The effects of community income inequality on health: Evidence from a randomized control trial in the Bolivian Amazon

Tipo de publicación: Artículo en revista académica
Fecha: 2016
Autor(es): Undurraga EA, Behrman JR, Leonard WR, Godoy RA.
Fuente: Social Science and Medicine, 149, 66-75

Research suggests that poorer people have worse health than the better-off and, more controversially, that income inequality harms health. But causal interpretations suffer from endogeneity. We addressed the gap by using a randomized control trial among a society of forager-farmers in the Bolivian Amazon. Treatments included one-time unconditional income transfers (T1) to all households and (T2) only to the poorest 20% of households, with other villages as controls.
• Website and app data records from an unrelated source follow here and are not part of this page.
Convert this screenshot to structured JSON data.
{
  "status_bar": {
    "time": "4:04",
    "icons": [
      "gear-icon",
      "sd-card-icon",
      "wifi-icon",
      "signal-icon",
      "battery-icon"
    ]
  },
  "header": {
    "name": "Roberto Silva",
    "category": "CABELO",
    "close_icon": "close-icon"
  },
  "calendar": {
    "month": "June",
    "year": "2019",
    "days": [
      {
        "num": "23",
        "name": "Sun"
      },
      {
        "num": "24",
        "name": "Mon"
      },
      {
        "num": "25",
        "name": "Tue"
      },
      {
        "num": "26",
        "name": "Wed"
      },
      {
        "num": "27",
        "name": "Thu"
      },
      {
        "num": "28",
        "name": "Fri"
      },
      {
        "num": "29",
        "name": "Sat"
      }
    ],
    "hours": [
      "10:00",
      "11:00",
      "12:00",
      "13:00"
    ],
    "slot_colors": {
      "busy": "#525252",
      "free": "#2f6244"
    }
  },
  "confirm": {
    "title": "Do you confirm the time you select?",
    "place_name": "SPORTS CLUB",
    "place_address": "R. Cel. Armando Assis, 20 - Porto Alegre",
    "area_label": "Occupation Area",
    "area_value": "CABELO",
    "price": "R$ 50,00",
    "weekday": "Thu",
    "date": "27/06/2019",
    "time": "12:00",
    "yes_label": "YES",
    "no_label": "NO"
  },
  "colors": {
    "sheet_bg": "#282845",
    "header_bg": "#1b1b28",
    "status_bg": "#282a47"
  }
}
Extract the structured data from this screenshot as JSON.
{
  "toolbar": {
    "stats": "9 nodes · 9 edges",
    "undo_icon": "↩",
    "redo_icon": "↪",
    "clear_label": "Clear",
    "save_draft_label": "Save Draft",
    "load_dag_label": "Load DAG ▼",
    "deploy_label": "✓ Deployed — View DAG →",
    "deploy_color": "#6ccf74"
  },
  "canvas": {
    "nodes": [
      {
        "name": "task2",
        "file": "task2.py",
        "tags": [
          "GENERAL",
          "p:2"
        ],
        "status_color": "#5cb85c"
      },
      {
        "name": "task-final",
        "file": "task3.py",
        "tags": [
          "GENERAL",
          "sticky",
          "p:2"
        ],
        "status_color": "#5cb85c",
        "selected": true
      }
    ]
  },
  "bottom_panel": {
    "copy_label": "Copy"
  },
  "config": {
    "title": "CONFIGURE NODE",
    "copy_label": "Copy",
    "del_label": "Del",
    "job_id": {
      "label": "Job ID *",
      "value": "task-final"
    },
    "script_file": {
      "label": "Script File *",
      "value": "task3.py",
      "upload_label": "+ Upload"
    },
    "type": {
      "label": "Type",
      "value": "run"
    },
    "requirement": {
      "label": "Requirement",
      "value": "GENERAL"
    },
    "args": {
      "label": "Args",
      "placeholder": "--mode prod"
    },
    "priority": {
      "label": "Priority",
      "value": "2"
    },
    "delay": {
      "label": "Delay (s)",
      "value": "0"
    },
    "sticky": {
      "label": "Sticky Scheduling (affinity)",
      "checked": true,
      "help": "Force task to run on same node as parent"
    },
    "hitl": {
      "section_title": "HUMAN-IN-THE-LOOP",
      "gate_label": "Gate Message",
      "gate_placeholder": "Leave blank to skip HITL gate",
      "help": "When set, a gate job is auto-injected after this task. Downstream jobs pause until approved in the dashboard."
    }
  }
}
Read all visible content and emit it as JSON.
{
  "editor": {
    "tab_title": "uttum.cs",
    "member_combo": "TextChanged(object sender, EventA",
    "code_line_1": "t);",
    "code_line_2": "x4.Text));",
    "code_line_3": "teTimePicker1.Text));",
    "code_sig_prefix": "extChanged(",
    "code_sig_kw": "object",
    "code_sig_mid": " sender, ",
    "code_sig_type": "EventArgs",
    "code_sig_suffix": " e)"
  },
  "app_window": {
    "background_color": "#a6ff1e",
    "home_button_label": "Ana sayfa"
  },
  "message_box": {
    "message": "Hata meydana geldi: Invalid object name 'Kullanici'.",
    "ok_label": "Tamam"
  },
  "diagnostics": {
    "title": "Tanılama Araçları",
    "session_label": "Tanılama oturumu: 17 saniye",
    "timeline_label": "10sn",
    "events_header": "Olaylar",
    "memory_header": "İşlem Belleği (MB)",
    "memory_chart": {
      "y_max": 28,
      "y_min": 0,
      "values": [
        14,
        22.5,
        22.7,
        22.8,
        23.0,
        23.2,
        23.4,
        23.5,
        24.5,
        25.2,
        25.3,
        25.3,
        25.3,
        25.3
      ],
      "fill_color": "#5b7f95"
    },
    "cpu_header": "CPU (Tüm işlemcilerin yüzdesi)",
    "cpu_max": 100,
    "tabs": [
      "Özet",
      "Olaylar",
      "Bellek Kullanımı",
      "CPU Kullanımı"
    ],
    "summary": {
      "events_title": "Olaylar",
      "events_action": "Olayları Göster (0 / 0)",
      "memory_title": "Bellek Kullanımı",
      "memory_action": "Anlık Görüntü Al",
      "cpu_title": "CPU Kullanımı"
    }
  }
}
We assessed the effects of income inequality, absolute income, and spillovers within villages on self-reported health, objective indicators of health and nutrition, and adults' substance consumption. Most effects came from relative income. Targeted transfers increased the perceived stress of participants in better-off households. Evidence suggests increased work efforts among better-off households when the lot of the poor improved, possibly due to a preference for rank preservation. The study points to new paths by which inequality might affect health.

Palabras claves: Development, Economic inequality, Health, Income transfers, Randomized control trial